EXCERPTED RECORDS Block Start
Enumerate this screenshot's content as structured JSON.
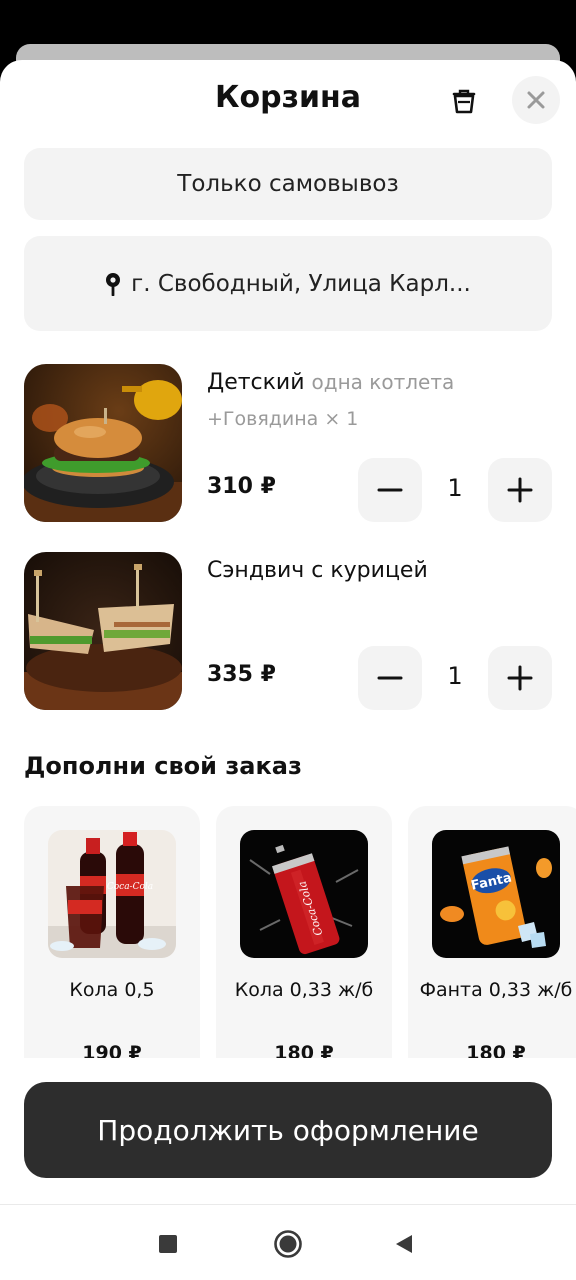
{
  "header": {
    "title": "Корзина"
  },
  "delivery": {
    "mode": "Только самовывоз",
    "address": "г. Свободный, Улица Карл..."
  },
  "cart_items": [
    {
      "name": "Детский",
      "variant": "одна котлета",
      "modifier": "+Говядина × 1",
      "price": "310 ₽",
      "quantity": "1"
    },
    {
      "name": "Сэндвич с курицей",
      "variant": "",
      "modifier": "",
      "price": "335 ₽",
      "quantity": "1"
    }
  ],
  "upsell": {
    "title": "Дополни свой заказ",
    "items": [
      {
        "name": "Кола 0,5",
        "price": "190 ₽"
      },
      {
        "name": "Кола 0,33 ж/б",
        "price": "180 ₽"
      },
      {
        "name": "Фанта 0,33 ж/б",
        "price": "180 ₽"
      }
    ]
  },
  "cta": {
    "label": "Продолжить оформление"
  },
  "colors": {
    "accent": "#2d2d2d",
    "surface": "#f3f3f3",
    "muted_text": "#9a9a9a"
  }
}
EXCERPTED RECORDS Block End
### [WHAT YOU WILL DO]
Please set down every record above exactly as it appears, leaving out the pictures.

### [TASK RESPONSE]
Enumerate this screenshot's content as structured JSON.
{
  "header": {
    "title": "Корзина"
  },
  "delivery": {
    "mode": "Только самовывоз",
    "address": "г. Свободный, Улица Карл..."
  },
  "cart_items": [
    {
      "name": "Детский",
      "variant": "одна котлета",
      "modifier": "+Говядина × 1",
      "price": "310 ₽",
      "quantity": "1"
    },
    {
      "name": "Сэндвич с курицей",
      "variant": "",
      "modifier": "",
      "price": "335 ₽",
      "quantity": "1"
    }
  ],
  "upsell": {
    "title": "Дополни свой заказ",
    "items": [
      {
        "name": "Кола 0,5",
        "price": "190 ₽"
      },
      {
        "name": "Кола 0,33 ж/б",
        "price": "180 ₽"
      },
      {
        "name": "Фанта 0,33 ж/б",
        "price": "180 ₽"
      }
    ]
  },
  "cta": {
    "label": "Продолжить оформление"
  },
  "colors": {
    "accent": "#2d2d2d",
    "surface": "#f3f3f3",
    "muted_text": "#9a9a9a"
  }
}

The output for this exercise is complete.